[Opening Input material section]
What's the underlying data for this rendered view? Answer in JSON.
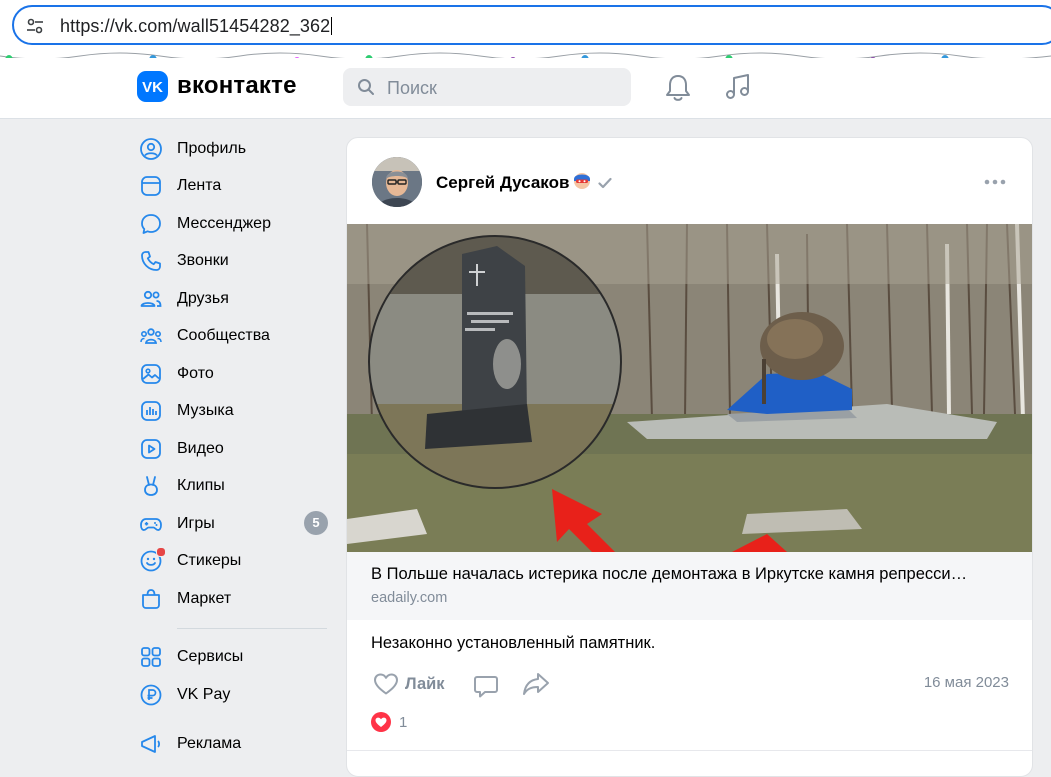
{
  "browser": {
    "url": "https://vk.com/wall51454282_362"
  },
  "header": {
    "logo_text": "вконтакте",
    "search_placeholder": "Поиск",
    "accent_color": "#0077ff"
  },
  "sidebar": {
    "items": [
      {
        "label": "Профиль",
        "icon": "profile-icon"
      },
      {
        "label": "Лента",
        "icon": "feed-icon"
      },
      {
        "label": "Мессенджер",
        "icon": "messenger-icon"
      },
      {
        "label": "Звонки",
        "icon": "phone-icon"
      },
      {
        "label": "Друзья",
        "icon": "friends-icon"
      },
      {
        "label": "Сообщества",
        "icon": "communities-icon"
      },
      {
        "label": "Фото",
        "icon": "photo-icon"
      },
      {
        "label": "Музыка",
        "icon": "music-icon"
      },
      {
        "label": "Видео",
        "icon": "video-icon"
      },
      {
        "label": "Клипы",
        "icon": "clips-icon"
      },
      {
        "label": "Игры",
        "icon": "games-icon",
        "badge": "5"
      },
      {
        "label": "Стикеры",
        "icon": "stickers-icon"
      },
      {
        "label": "Маркет",
        "icon": "market-icon"
      }
    ],
    "secondary": [
      {
        "label": "Сервисы",
        "icon": "services-icon"
      },
      {
        "label": "VK Pay",
        "icon": "vkpay-icon"
      },
      {
        "label": "Реклама",
        "icon": "ads-icon"
      }
    ]
  },
  "post": {
    "author": "Сергей Дусаков",
    "link_title": "В Польше началась истерика после демонтажа в Иркутске камня репресси…",
    "link_domain": "eadaily.com",
    "text": "Незаконно установленный памятник.",
    "like_label": "Лайк",
    "date": "16 мая 2023",
    "reaction_count": "1"
  }
}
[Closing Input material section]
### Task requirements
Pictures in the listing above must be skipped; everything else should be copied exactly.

### The answer
What's the underlying data for this rendered view? Answer in JSON.
{
  "browser": {
    "url": "https://vk.com/wall51454282_362"
  },
  "header": {
    "logo_text": "вконтакте",
    "search_placeholder": "Поиск",
    "accent_color": "#0077ff"
  },
  "sidebar": {
    "items": [
      {
        "label": "Профиль",
        "icon": "profile-icon"
      },
      {
        "label": "Лента",
        "icon": "feed-icon"
      },
      {
        "label": "Мессенджер",
        "icon": "messenger-icon"
      },
      {
        "label": "Звонки",
        "icon": "phone-icon"
      },
      {
        "label": "Друзья",
        "icon": "friends-icon"
      },
      {
        "label": "Сообщества",
        "icon": "communities-icon"
      },
      {
        "label": "Фото",
        "icon": "photo-icon"
      },
      {
        "label": "Музыка",
        "icon": "music-icon"
      },
      {
        "label": "Видео",
        "icon": "video-icon"
      },
      {
        "label": "Клипы",
        "icon": "clips-icon"
      },
      {
        "label": "Игры",
        "icon": "games-icon",
        "badge": "5"
      },
      {
        "label": "Стикеры",
        "icon": "stickers-icon"
      },
      {
        "label": "Маркет",
        "icon": "market-icon"
      }
    ],
    "secondary": [
      {
        "label": "Сервисы",
        "icon": "services-icon"
      },
      {
        "label": "VK Pay",
        "icon": "vkpay-icon"
      },
      {
        "label": "Реклама",
        "icon": "ads-icon"
      }
    ]
  },
  "post": {
    "author": "Сергей Дусаков",
    "link_title": "В Польше началась истерика после демонтажа в Иркутске камня репресси…",
    "link_domain": "eadaily.com",
    "text": "Незаконно установленный памятник.",
    "like_label": "Лайк",
    "date": "16 мая 2023",
    "reaction_count": "1"
  }
}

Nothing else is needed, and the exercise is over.